# DIRECTIONS:
From the listing below, copy each line where "this" occurs.

MATERIALS PROVIDED: Begin

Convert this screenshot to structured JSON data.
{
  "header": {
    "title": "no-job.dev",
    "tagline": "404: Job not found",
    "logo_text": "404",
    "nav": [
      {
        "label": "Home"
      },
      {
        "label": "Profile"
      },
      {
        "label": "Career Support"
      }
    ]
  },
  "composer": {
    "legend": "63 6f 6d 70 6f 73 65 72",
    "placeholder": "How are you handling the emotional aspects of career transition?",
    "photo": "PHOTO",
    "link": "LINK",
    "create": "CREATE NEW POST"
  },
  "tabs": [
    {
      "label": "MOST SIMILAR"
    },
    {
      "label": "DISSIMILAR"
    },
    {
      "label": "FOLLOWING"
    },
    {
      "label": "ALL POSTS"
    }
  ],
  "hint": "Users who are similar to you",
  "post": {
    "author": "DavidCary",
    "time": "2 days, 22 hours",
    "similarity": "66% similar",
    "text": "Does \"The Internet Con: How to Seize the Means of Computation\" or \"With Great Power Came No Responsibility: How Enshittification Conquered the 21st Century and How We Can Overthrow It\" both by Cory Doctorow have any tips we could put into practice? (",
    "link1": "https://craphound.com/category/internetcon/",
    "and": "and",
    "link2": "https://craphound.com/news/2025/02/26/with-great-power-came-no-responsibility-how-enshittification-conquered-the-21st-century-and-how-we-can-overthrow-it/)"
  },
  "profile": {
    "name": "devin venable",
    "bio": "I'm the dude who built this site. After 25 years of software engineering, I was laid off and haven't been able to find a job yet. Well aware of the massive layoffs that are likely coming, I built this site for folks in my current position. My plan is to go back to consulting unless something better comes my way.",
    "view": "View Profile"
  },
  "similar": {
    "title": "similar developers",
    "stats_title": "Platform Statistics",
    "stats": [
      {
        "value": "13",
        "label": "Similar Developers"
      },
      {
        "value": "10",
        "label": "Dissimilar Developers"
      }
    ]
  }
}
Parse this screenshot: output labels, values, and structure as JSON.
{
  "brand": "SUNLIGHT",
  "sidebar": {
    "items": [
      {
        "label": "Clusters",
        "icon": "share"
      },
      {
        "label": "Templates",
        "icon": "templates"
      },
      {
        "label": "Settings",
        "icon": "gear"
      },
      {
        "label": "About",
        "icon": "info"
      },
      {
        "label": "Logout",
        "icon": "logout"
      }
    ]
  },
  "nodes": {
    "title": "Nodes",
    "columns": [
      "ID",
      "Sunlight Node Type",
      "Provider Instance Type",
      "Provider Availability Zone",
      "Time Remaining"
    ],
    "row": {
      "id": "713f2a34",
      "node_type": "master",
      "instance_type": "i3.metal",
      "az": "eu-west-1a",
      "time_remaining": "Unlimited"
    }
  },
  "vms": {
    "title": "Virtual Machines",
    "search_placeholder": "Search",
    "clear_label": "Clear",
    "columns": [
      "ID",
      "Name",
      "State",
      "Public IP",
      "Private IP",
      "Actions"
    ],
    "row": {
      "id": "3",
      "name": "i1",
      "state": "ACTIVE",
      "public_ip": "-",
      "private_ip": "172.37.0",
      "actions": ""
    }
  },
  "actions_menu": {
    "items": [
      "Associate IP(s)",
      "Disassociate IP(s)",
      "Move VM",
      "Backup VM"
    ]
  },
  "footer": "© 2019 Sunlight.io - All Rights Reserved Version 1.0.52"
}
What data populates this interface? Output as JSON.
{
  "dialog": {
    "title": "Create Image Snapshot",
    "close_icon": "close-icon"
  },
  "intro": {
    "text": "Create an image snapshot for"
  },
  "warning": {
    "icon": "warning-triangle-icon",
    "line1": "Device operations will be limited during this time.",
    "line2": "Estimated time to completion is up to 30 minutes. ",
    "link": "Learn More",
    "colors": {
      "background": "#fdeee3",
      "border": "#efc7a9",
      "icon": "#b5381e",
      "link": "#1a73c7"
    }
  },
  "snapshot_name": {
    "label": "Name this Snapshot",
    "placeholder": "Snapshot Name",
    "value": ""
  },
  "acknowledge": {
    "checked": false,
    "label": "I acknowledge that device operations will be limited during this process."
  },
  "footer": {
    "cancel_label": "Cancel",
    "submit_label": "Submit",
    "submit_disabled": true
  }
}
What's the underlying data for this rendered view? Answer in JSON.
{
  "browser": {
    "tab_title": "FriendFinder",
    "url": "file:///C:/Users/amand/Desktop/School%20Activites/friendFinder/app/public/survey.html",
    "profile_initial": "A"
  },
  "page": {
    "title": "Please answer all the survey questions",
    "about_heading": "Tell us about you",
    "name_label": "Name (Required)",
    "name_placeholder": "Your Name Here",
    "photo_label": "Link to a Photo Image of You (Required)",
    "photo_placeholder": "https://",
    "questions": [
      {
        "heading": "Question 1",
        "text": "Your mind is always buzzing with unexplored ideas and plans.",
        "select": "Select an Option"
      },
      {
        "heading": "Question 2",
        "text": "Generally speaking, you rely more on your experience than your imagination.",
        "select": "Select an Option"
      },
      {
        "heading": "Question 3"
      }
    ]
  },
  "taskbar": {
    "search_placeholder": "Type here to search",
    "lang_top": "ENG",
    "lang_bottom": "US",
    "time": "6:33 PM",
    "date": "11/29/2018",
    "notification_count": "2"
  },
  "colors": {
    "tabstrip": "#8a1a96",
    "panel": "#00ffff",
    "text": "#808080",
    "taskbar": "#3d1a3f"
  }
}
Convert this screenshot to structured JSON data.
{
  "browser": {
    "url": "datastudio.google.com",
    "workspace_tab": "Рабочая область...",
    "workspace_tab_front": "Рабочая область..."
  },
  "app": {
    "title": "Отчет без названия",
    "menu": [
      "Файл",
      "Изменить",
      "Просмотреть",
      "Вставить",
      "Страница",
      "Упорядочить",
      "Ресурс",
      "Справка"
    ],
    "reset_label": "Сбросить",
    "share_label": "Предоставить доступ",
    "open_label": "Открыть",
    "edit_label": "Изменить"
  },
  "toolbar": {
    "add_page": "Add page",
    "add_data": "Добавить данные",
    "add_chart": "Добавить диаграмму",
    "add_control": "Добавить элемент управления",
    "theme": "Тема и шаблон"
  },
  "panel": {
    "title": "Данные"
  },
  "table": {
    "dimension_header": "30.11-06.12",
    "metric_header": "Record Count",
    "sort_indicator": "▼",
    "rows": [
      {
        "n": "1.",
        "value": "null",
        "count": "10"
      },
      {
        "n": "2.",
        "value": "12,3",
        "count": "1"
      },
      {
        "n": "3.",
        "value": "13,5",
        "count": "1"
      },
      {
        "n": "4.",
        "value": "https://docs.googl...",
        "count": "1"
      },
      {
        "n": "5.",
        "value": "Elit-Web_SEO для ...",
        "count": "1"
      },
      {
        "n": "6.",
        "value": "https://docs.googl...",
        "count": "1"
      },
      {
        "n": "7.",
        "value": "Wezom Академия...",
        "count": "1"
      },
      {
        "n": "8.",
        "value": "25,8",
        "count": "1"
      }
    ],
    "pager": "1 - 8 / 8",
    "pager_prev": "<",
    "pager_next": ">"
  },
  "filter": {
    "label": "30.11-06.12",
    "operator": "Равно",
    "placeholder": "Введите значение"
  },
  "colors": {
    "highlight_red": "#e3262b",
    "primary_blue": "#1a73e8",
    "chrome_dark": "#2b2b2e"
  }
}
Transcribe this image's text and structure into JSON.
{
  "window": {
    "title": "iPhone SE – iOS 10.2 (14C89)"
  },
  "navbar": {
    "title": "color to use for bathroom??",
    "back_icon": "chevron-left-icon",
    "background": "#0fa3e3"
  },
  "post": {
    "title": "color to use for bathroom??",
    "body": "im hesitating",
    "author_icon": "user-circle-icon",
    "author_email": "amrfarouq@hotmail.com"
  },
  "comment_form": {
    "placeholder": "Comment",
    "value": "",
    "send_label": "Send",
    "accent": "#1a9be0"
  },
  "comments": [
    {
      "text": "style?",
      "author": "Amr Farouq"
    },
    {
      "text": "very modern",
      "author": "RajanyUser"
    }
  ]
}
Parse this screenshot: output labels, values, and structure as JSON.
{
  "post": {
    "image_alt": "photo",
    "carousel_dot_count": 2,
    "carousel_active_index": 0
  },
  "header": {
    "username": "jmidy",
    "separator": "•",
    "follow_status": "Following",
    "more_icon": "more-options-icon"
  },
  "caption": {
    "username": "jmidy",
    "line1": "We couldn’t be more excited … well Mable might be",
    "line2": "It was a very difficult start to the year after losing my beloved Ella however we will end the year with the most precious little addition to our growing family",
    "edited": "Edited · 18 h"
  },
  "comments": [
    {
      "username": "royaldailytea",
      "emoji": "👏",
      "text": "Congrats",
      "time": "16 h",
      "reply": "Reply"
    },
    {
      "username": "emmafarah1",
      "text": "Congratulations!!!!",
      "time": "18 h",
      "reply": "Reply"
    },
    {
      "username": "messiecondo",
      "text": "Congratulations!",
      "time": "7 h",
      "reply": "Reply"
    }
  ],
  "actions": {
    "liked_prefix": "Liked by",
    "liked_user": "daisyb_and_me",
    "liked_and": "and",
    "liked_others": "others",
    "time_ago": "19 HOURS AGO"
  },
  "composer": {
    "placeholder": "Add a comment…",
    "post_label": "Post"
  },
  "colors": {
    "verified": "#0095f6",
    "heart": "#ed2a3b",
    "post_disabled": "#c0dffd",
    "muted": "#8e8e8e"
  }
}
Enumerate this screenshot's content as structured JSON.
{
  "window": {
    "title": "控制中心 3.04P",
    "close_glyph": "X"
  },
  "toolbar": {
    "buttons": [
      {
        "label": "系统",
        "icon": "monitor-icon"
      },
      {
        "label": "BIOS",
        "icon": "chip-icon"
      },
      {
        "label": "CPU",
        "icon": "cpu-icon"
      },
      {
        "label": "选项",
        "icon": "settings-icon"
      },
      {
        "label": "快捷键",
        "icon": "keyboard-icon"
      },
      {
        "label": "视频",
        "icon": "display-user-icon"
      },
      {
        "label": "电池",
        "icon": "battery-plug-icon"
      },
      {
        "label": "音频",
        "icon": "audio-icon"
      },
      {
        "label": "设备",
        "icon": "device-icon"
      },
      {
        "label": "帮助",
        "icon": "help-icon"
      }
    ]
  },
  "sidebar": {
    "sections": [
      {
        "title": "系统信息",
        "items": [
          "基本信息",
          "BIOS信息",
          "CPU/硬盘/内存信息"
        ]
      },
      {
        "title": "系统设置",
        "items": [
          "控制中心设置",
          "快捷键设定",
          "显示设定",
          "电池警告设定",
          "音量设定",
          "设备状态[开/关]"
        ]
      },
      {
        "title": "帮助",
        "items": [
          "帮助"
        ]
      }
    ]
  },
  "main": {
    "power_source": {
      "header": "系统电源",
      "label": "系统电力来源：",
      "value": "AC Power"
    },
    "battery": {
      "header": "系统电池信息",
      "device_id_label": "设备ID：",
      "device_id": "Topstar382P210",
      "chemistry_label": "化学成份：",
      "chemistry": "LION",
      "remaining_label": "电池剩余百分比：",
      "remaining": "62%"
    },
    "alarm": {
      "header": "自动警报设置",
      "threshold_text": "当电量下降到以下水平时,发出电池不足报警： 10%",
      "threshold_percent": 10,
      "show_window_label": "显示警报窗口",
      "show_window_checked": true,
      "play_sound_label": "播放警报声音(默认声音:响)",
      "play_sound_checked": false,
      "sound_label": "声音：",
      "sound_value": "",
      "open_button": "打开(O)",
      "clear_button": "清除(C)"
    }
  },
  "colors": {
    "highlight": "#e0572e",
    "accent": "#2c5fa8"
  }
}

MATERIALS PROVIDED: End

# EXERCISE RESULT:
Convert this screenshot to structured JSON data.
    "bio": "I'm the dude who built this site. After 25 years of software engineering, I was laid off and haven't been able to find a job yet. Well aware of the massive layoffs that are likely coming, I built this site for folks in my current position. My plan is to go back to consulting unless something better comes my way.",
Parse this screenshot: output labels, values, and structure as JSON.
What data populates this interface? Output as JSON.
    "line1": "Device operations will be limited during this time.",
    "label": "Name this Snapshot",
    "label": "I acknowledge that device operations will be limited during this process."
What's the underlying data for this rendered view? Answer in JSON.
Convert this screenshot to structured JSON data.
Transcribe this image's text and structure into JSON.
Parse this screenshot: output labels, values, and structure as JSON.
Enumerate this screenshot's content as structured JSON.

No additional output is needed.